Anxious People Less Likely to Make Risky Decisions

A new study has found that highly anxious individuals exert more cognitive control when they make a risky decision compared with less anxious individuals.

This, in turn, leads to less risky decisions, according to researchers.

For the study, 20 high and 20 low anxious individuals played a risk game while researchers recorded their brain responses via electroencephalogram.

The researchers discovered higher frontal midline theta power in highly anxious individuals during their decisions, which indicates more cognitive control.

Higher frontal midline theta power, in turn, predicted less risky choices, the researchers noted.

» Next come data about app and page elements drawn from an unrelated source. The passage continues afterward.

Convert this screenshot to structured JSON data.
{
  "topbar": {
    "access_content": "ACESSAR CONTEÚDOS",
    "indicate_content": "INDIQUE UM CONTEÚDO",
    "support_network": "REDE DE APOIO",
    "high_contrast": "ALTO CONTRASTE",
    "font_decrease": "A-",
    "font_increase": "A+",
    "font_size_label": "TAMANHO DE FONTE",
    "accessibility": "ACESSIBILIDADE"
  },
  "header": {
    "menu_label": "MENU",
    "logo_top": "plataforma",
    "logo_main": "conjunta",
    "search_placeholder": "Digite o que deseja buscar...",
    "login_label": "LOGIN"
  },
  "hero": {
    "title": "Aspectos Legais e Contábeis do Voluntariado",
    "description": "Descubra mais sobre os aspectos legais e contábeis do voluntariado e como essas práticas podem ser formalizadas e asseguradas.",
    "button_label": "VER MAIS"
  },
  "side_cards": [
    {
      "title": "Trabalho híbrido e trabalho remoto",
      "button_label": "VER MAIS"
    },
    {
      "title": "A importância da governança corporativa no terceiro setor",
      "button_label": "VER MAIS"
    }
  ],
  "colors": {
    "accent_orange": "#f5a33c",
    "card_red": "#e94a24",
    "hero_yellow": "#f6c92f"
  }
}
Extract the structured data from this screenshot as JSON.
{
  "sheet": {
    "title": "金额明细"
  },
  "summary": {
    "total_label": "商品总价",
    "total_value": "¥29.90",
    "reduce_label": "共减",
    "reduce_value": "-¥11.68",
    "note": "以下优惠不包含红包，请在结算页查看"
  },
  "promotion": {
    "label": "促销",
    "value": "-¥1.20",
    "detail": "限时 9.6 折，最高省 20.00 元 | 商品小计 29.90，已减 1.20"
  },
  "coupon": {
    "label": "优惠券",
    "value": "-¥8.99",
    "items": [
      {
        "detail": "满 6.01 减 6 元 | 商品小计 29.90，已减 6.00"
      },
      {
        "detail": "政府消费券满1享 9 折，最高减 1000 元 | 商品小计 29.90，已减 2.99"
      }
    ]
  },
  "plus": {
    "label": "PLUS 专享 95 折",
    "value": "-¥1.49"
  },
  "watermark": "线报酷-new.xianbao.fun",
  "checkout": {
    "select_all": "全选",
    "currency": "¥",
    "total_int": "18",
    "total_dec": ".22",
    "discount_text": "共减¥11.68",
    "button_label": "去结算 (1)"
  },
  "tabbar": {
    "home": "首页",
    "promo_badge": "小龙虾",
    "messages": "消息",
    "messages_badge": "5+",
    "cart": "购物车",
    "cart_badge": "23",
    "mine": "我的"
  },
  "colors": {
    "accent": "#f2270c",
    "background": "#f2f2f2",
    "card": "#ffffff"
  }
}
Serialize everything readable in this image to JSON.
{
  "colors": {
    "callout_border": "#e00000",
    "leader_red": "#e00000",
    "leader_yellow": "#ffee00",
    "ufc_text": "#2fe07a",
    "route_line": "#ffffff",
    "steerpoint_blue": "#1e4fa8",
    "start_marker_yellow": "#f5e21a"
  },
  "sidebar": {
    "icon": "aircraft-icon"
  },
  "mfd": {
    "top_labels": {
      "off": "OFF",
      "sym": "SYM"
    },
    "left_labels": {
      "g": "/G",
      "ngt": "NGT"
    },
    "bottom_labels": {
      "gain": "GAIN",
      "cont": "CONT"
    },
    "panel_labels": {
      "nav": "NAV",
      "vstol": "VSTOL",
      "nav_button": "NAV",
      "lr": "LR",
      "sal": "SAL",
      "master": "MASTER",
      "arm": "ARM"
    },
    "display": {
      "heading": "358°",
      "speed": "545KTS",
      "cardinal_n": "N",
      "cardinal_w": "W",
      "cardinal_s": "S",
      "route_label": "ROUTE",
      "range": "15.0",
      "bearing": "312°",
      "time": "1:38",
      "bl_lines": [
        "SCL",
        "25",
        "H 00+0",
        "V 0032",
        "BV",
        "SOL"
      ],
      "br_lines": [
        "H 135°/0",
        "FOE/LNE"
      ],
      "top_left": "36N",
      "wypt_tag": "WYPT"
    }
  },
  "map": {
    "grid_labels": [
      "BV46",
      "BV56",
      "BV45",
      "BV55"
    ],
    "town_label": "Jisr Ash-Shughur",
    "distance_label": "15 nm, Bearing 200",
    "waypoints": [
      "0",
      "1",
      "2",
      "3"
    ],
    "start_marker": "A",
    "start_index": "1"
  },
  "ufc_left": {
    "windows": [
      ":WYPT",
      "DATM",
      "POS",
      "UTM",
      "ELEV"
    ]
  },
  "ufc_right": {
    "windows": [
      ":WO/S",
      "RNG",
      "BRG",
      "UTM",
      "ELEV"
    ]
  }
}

“We showed that high anxious individuals also perceived risky situations as riskier, which is in line with the higher amount of cognitive control during their risk choices in the game. Obviously, they try to avoid negative outcomes,” said lead author Dr. Barbara Schmidt of the Friedrich Schiller University of Jena in Germany. “Our study provides a direct link between anxiety, frontal midline theta power, and risky decisions. That is exciting, as it means that frontal midline theta power directly affects behavior.”

The study was published in Psychophysiology.

Source: Wiley

Anxious People Less Likely to Make Risky Decisions

Janice Wood

Janice Wood is a long-time writer and editor who began working at a daily newspaper before graduating from college. She has worked at a variety of newspapers, magazines and websites, covering everything from aviation to finance to healthcare.

APA Reference
Wood, J. (2018). Anxious People Less Likely to Make Risky Decisions. Psych Central. Retrieved on September 28, 2020, from
Scientifically Reviewed
Last updated: 8 Aug 2018 (Originally: 22 Jun 2018)
Last reviewed: By a member of our scientific advisory board on 8 Aug 2018
Published on Psych All rights reserved.